Foreword Review — Winter 2012

Lady of the English could just as well have been titled Ladies of the English: it centers on two quite different twelfth-century queens. The bond between these women is the thread that weaves balanced elements of history and romance into a story that reflects its setting and illuminates the continuing struggle of women to be accepted as powerful and feminine.

Mathilda, the lady of the title, is the only living heir of King Henry I. Feisty and contentious, she schemes to maintain her independence when her father arranges her marriage to Geoffrey of Anjou, an ambitious count half her age.
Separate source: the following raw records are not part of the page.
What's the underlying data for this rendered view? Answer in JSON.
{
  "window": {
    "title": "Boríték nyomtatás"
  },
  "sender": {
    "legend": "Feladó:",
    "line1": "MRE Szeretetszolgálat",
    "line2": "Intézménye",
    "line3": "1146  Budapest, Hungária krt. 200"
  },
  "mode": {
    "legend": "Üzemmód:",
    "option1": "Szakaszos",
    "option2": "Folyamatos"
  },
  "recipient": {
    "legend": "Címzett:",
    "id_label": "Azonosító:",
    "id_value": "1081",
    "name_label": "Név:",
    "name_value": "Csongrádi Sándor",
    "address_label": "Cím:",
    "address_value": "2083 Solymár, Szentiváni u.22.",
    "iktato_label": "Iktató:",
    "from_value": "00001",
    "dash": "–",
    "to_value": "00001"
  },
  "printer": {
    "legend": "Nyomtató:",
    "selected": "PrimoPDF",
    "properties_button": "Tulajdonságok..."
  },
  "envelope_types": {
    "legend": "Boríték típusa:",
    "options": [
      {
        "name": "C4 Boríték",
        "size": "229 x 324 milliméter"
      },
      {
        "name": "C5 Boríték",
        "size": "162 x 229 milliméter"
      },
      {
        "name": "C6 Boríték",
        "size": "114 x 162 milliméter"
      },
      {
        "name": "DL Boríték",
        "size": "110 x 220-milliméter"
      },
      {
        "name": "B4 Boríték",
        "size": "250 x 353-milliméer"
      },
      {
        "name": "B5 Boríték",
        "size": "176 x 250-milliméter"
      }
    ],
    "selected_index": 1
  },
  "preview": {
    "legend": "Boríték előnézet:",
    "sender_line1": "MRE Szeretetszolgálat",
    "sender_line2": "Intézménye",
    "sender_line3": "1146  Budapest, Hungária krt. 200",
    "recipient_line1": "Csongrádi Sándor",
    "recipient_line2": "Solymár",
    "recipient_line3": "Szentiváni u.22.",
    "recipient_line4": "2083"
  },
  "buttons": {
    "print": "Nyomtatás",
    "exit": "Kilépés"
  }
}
Living in a man’s world, Mathilda fights to establish her claim to the English throne, setting the groundwork for the ascension of her son, Henry II.

Adeliza, Henry’s young second wife, embraces the traditional role of a queen—wife, mother, and peacemaker. Within these limits, she influences the kingdom’s destiny through her relationships with Henry and Mathilda and then with her second husband, William D’Albini.

Lady of the English is as much romance as history. Mathilda’s stormy relationship with Geoffrey contrasts with her sustaining bond to Brian FitzCount. After Henry’s death, Adeliza finds fulfillment with William D’Albini. He and Brian present a study of the ideal courtly lover and knight with a dose of conscience. Each struggles to reconcile his service to country with adherence to his ideals.

The characters and events are historically accurate. Chronicles of the English civil war of the twelfth century and later histories supplied the daring escapes and political intrigues that ground Chadwick’s imaginative extrapolations. As a member of the reenactment society Regia Anglorum, the author strives to accurately portray the Middle Ages. In this novel, she includes sufficient details of daily life and war to give her story texture. She also creates a sense of the influence of the Roman Catholic Church and religion in shaping private lives and international events. These elements should satisfy the reader interested in history as much as one reading for escape.

The book covers twenty-four years, enough material for two books. In the past Chadwick has devoted more than one of her twenty novels to related characters and events. Readers would certainly welcome other works centered on the vibrant characters presented here.

Geraldine A. Richards